Assigned task
Print all the entries verbatim.

Stored dataset items

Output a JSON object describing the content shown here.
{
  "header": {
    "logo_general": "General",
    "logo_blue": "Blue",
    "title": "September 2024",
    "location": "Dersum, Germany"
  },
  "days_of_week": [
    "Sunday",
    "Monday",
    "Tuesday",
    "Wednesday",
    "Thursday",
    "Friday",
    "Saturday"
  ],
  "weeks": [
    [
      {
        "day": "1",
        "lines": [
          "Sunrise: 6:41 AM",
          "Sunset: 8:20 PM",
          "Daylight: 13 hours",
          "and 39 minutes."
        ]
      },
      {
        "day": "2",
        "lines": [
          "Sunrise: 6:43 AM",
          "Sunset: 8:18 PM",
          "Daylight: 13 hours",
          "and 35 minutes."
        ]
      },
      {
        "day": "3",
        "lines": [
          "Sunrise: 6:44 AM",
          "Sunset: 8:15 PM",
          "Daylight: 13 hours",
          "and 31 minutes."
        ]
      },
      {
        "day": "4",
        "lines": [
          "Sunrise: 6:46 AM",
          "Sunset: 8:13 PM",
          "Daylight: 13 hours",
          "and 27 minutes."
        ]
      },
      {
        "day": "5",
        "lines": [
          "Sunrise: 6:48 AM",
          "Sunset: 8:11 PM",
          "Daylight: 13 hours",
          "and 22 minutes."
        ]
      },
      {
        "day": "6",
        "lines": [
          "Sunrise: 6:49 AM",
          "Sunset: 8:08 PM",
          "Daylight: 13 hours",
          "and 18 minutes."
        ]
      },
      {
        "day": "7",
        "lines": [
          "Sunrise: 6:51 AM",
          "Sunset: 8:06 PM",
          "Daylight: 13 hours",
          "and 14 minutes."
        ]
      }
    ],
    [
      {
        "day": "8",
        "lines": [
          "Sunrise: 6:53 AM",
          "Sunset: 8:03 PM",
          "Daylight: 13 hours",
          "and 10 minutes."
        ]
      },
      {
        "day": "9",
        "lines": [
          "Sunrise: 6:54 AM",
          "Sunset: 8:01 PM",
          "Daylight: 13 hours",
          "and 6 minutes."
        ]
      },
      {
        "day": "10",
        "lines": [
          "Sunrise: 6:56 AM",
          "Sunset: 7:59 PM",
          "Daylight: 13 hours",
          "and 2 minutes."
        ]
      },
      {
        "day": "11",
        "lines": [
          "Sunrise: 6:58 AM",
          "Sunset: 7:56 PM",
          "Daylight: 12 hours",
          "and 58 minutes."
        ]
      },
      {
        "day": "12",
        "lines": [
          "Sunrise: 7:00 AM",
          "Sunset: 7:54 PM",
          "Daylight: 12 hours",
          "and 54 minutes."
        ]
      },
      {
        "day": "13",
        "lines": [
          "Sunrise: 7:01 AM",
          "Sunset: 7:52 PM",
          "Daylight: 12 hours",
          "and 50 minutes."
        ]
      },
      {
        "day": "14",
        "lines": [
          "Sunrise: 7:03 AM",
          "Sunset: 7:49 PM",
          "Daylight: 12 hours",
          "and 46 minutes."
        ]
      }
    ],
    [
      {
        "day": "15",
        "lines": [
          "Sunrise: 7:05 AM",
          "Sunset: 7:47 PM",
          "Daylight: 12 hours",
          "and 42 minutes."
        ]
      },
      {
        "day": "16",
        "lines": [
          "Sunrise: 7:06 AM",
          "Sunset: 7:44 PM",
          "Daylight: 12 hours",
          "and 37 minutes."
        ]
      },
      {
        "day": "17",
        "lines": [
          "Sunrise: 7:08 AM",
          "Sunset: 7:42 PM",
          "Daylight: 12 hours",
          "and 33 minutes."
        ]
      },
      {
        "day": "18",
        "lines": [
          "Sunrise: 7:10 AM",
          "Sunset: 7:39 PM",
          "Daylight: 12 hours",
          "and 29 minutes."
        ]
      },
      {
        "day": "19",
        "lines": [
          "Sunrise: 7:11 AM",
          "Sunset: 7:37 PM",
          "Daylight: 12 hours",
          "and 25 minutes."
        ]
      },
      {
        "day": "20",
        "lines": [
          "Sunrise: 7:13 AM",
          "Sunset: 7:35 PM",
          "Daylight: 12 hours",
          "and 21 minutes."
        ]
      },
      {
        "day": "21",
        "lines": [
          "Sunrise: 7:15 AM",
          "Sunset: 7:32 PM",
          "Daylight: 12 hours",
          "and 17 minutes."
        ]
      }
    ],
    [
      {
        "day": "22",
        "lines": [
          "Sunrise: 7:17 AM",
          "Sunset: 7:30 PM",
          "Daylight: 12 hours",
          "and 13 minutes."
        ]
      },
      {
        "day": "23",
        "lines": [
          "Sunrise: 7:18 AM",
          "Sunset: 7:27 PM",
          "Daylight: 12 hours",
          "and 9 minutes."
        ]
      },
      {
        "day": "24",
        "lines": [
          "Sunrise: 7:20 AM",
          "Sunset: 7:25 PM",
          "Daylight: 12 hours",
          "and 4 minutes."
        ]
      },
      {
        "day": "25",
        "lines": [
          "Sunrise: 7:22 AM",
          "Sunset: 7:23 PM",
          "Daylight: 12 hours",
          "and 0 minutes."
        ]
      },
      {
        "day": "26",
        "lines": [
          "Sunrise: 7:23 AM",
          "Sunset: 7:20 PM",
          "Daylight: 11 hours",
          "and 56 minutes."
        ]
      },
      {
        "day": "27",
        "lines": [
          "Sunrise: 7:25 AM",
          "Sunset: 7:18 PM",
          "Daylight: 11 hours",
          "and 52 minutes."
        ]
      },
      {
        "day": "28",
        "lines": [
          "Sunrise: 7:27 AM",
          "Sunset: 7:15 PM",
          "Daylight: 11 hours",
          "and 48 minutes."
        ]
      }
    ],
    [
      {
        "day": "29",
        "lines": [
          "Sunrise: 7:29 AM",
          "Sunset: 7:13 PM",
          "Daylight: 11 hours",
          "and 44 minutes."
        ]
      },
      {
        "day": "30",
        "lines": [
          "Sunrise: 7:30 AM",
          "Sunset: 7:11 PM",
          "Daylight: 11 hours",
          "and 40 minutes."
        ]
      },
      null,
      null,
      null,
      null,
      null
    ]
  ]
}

Response to this task
Output a JSON object describing the content shown here.
{
  "header": {
    "logo_general": "General",
    "logo_blue": "Blue",
    "title": "September 2024",
    "location": "Dersum, Germany"
  },
  "days_of_week": [
    "Sunday",
    "Monday",
    "Tuesday",
    "Wednesday",
    "Thursday",
    "Friday",
    "Saturday"
  ],
  "weeks": [
    [
      {
        "day": "1",
        "lines": [
          "Sunrise: 6:41 AM",
          "Sunset: 8:20 PM",
          "Daylight: 13 hours",
          "and 39 minutes."
        ]
      },
      {
        "day": "2",
        "lines": [
          "Sunrise: 6:43 AM",
          "Sunset: 8:18 PM",
          "Daylight: 13 hours",
          "and 35 minutes."
        ]
      },
      {
        "day": "3",
        "lines": [
          "Sunrise: 6:44 AM",
          "Sunset: 8:15 PM",
          "Daylight: 13 hours",
          "and 31 minutes."
        ]
      },
      {
        "day": "4",
        "lines": [
          "Sunrise: 6:46 AM",
          "Sunset: 8:13 PM",
          "Daylight: 13 hours",
          "and 27 minutes."
        ]
      },
      {
        "day": "5",
        "lines": [
          "Sunrise: 6:48 AM",
          "Sunset: 8:11 PM",
          "Daylight: 13 hours",
          "and 22 minutes."
        ]
      },
      {
        "day": "6",
        "lines": [
          "Sunrise: 6:49 AM",
          "Sunset: 8:08 PM",
          "Daylight: 13 hours",
          "and 18 minutes."
        ]
      },
      {
        "day": "7",
        "lines": [
          "Sunrise: 6:51 AM",
          "Sunset: 8:06 PM",
          "Daylight: 13 hours",
          "and 14 minutes."
        ]
      }
    ],
    [
      {
        "day": "8",
        "lines": [
          "Sunrise: 6:53 AM",
          "Sunset: 8:03 PM",
          "Daylight: 13 hours",
          "and 10 minutes."
        ]
      },
      {
        "day": "9",
        "lines": [
          "Sunrise: 6:54 AM",
          "Sunset: 8:01 PM",
          "Daylight: 13 hours",
          "and 6 minutes."
        ]
      },
      {
        "day": "10",
        "lines": [
          "Sunrise: 6:56 AM",
          "Sunset: 7:59 PM",
          "Daylight: 13 hours",
          "and 2 minutes."
        ]
      },
      {
        "day": "11",
        "lines": [
          "Sunrise: 6:58 AM",
          "Sunset: 7:56 PM",
          "Daylight: 12 hours",
          "and 58 minutes."
        ]
      },
      {
        "day": "12",
        "lines": [
          "Sunrise: 7:00 AM",
          "Sunset: 7:54 PM",
          "Daylight: 12 hours",
          "and 54 minutes."
        ]
      },
      {
        "day": "13",
        "lines": [
          "Sunrise: 7:01 AM",
          "Sunset: 7:52 PM",
          "Daylight: 12 hours",
          "and 50 minutes."
        ]
      },
      {
        "day": "14",
        "lines": [
          "Sunrise: 7:03 AM",
          "Sunset: 7:49 PM",
          "Daylight: 12 hours",
          "and 46 minutes."
        ]
      }
    ],
    [
      {
        "day": "15",
        "lines": [
          "Sunrise: 7:05 AM",
          "Sunset: 7:47 PM",
          "Daylight: 12 hours",
          "and 42 minutes."
        ]
      },
      {
        "day": "16",
        "lines": [
          "Sunrise: 7:06 AM",
          "Sunset: 7:44 PM",
          "Daylight: 12 hours",
          "and 37 minutes."
        ]
      },
      {
        "day": "17",
        "lines": [
          "Sunrise: 7:08 AM",
          "Sunset: 7:42 PM",
          "Daylight: 12 hours",
          "and 33 minutes."
        ]
      },
      {
        "day": "18",
        "lines": [
          "Sunrise: 7:10 AM",
          "Sunset: 7:39 PM",
          "Daylight: 12 hours",
          "and 29 minutes."
        ]
      },
      {
        "day": "19",
        "lines": [
          "Sunrise: 7:11 AM",
          "Sunset: 7:37 PM",
          "Daylight: 12 hours",
          "and 25 minutes."
        ]
      },
      {
        "day": "20",
        "lines": [
          "Sunrise: 7:13 AM",
          "Sunset: 7:35 PM",
          "Daylight: 12 hours",
          "and 21 minutes."
        ]
      },
      {
        "day": "21",
        "lines": [
          "Sunrise: 7:15 AM",
          "Sunset: 7:32 PM",
          "Daylight: 12 hours",
          "and 17 minutes."
        ]
      }
    ],
    [
      {
        "day": "22",
        "lines": [
          "Sunrise: 7:17 AM",
          "Sunset: 7:30 PM",
          "Daylight: 12 hours",
          "and 13 minutes."
        ]
      },
      {
        "day": "23",
        "lines": [
          "Sunrise: 7:18 AM",
          "Sunset: 7:27 PM",
          "Daylight: 12 hours",
          "and 9 minutes."
        ]
      },
      {
        "day": "24",
        "lines": [
          "Sunrise: 7:20 AM",
          "Sunset: 7:25 PM",
          "Daylight: 12 hours",
          "and 4 minutes."
        ]
      },
      {
        "day": "25",
        "lines": [
          "Sunrise: 7:22 AM",
          "Sunset: 7:23 PM",
          "Daylight: 12 hours",
          "and 0 minutes."
        ]
      },
      {
        "day": "26",
        "lines": [
          "Sunrise: 7:23 AM",
          "Sunset: 7:20 PM",
          "Daylight: 11 hours",
          "and 56 minutes."
        ]
      },
      {
        "day": "27",
        "lines": [
          "Sunrise: 7:25 AM",
          "Sunset: 7:18 PM",
          "Daylight: 11 hours",
          "and 52 minutes."
        ]
      },
      {
        "day": "28",
        "lines": [
          "Sunrise: 7:27 AM",
          "Sunset: 7:15 PM",
          "Daylight: 11 hours",
          "and 48 minutes."
        ]
      }
    ],
    [
      {
        "day": "29",
        "lines": [
          "Sunrise: 7:29 AM",
          "Sunset: 7:13 PM",
          "Daylight: 11 hours",
          "and 44 minutes."
        ]
      },
      {
        "day": "30",
        "lines": [
          "Sunrise: 7:30 AM",
          "Sunset: 7:11 PM",
          "Daylight: 11 hours",
          "and 40 minutes."
        ]
      },
      null,
      null,
      null,
      null,
      null
    ]
  ]
}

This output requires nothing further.